I was going to talk about mistakes I've made over my career -- the good ones and the bad ones (and there were many excellent mistakes, even if I had to pay for them). However, in honor of the subject I wrote a nice long bit, didn't save it, and the computer froze. Remember to save your work, people. Sigh.
I've always been one to enjoy a bit of irony, but I think the PTB don't want me to talk about mistakes today. I hope they don't want me to talk about Ritual Sins, because I don't want to cry.
But okay, we'll talk a little bit about that, since it's free at Amazon for today only (and should be as cheap as legally allowed in the UK and Au/Nz). http://tinyurl.com/m7a9uy
Okay, I figured out how to add pictures, but I don't know how to size them or move them, so you'll have to put up with them being HUGE. Anyway, I had just written possibly the best book I ever wrote. Definitely in the top five, or the top three, and I had to follow it up, which was just a bit daunting. But I had the opening scene, and I jumped into it, starting with a ridiculously high body count in that first scene (I later cut it from 12 dead operatives to three) and moved ahead with it. And then my brother died.
He was a darling, a scapegrace, troubled and charming and six years younger than me, and he drank himself to death (alcohol poisoning). My literary agent, who'd lost a bad boy brother as well, kept the publisher off my back and kept telling me not to write, but I really needed to. I needed to lose myself in story, away from the overwhelming grief of real life. I needed to kill people, lots of them, and having an assassin hero came in handy. Finally I just started writing anyway. Writing in a time of deep grief can result in powerful books. Any rules you come up against you just say "fuck you" and write what your heart wants to write. None of the small stuff matters, and in the face of death it's all small stuff.
So unlike books that I connect with other deaths in my family (and everyone's dead now, so I have death moving through all my career) I love this book. Despite the grief I could find solace in the powerful story, and it was what I needed to write.
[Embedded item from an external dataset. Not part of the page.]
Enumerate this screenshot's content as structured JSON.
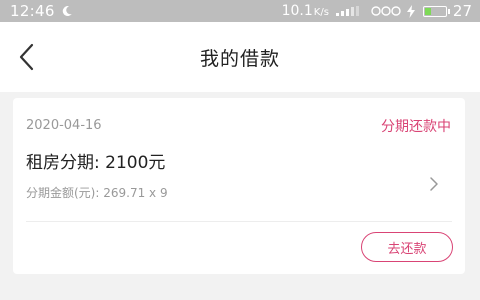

Unlike LAZARUS RISING, a book I was writing for Harlequin American, four years earlier. It was a great idea -- a heroine who'd been mourning the loss of the hero for twelve years, living a beige life, only half alive herself, when he shows up again (he'd been part of the witness protection program). Great idea, but right in the middle of writing it my 18 year old nephew died in a car accident. And I was stuck writing that damned book, when I knew that my nephew wasn't going to return.
I did take the grief from that and wrote another "fuck you" book called NIGHT OF THE PHANTOM, breaking all the rules at the time. And later, in THE RIGHT MAN, I saved my nephew, because in books you can do that.
Not that I meant to depress you. Life is rich and full of wondrous things. It's also full of pain a lot of time, and that's what makes books so precious. They're a place to go in times of sorrow. When I was dealing with infertility and I'd have another month without a pregnancy I would take myself to bed in tears. I would grab a favorite Georgette Heyer and lose myself in a familiar world and eventually I'd be able to deal again.
Anyway, RITUAL SINS is a powerful book. It's one of those that people say "isn't for everyone." People are even unsure that it's a happy ending, but of course it is. No one's going to catch up with my hero and heroine, they're going to live a long life with babies and the green countryside and no one is going to bother them. Trust me. I wouldn't put them through all they go through without giving them a happy ending.
And it's free today -- you can't beat that. Sex and violence and a happy ending. You can't beat that either.